Even the smallest child can observe the changes in the seasons. The chill of autumn sending us to our cozy jammies and blankets to observe the leaves turning red and falling to the ground; the way the world becomes more quiet under the weight of the sky, the way the plants turn in to the earth, pushing their roots down to prepare for winter. The way winter sends us indoors to play and connect with our families, to snuggle close and watch movies or play games or do crafts activities; the feasts and family celebrations that define our holiday celebrations; the slow building of the light after the winter solstice and the way tiny green shoots appear signaling the approach of spring. The arrival of spring with its lengthening days and bursts of color, birds singing, flowers blooming, rosy cheeks and laughter, the return of shirt-sleeves weather and the joy of spinning and spinning in the sun or rolling down grassy hills. And summer, with its hot, sticky don’t-touch-me, she’s-breathing-my-air days, grass that’s browning with too little water and too harsh of sunlight, flowers in need of dead-heading, and all around, too-hot-for-too-long uncomfortableness. Mother Nature’s seasons, so easy to observe and interact with in my little girls’ lives would have been so easy to translate to their own miniature rhythms, their personal 4 Seasons in 4 Weeks, just as they have been for mine as an adult.
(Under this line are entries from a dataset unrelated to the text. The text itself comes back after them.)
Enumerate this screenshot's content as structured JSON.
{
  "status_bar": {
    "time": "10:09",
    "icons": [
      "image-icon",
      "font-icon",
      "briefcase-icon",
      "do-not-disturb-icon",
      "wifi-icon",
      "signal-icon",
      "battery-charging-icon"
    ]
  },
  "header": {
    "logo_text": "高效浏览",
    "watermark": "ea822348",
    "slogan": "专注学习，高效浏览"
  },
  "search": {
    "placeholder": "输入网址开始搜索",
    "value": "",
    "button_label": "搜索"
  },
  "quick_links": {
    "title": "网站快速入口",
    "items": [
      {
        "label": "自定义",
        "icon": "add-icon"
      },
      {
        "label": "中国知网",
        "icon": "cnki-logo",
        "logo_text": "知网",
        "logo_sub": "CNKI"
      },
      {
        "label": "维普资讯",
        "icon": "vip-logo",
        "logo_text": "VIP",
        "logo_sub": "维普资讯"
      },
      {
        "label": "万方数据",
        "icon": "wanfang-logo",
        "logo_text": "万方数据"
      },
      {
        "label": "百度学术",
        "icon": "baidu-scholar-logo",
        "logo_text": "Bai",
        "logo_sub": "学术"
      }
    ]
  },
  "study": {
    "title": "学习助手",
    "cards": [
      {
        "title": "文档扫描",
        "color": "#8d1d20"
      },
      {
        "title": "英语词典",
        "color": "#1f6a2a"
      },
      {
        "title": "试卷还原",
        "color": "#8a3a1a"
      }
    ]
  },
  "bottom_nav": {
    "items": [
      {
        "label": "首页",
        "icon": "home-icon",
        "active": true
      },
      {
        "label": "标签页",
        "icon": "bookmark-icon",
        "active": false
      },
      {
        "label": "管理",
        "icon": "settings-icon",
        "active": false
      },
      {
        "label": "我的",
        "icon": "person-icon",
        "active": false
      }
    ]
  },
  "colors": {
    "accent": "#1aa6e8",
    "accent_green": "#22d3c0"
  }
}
I am finding it easier and easier to navigate my own ebbs and flows, to recognize Week 1, Fall as a time for inward focus, for drawing, writing, resting and recouping; to feel the pull of Week 2, Winter to strengthen my relationships with my spouse, my children, my friends and coworkers, and have the deep heart-to-heart talks at a time when I am closest to my own heart-truth and ability to express myself; to embrace the burgeoning fullness of Week 3, Spring, to acknowledge my inner and outer beauty and allow myself a few indulgences with my partner, to allow my world leader to step forward and offer my truth on the mind-to-mind level; and to steal myself for Week 4, Summer, to face the personal hot-spots head on, to take note of the areas in my life that are breathing-my-air this too-hot week. Instead of pushing off my emotions and passions as a symptom of “PMS,” I’m seeing them through the lens of my pre-menstrual truth telling — journaling and processing in anticipation of releasing what no longer serves me, and taking note of the things I will need to bring up later in my heart-to-heart talks. There is an ease to this way of being, a flow. And every month, every cycle it becomes a little more a part of me. My own rhythm is revealing itself in the most beautiful and powerful way. I’m glad to be finding it now, even at 40, it’s making all the difference for me.
4s4w Week 1, Fall, artwork by Cecile Miranda, 2012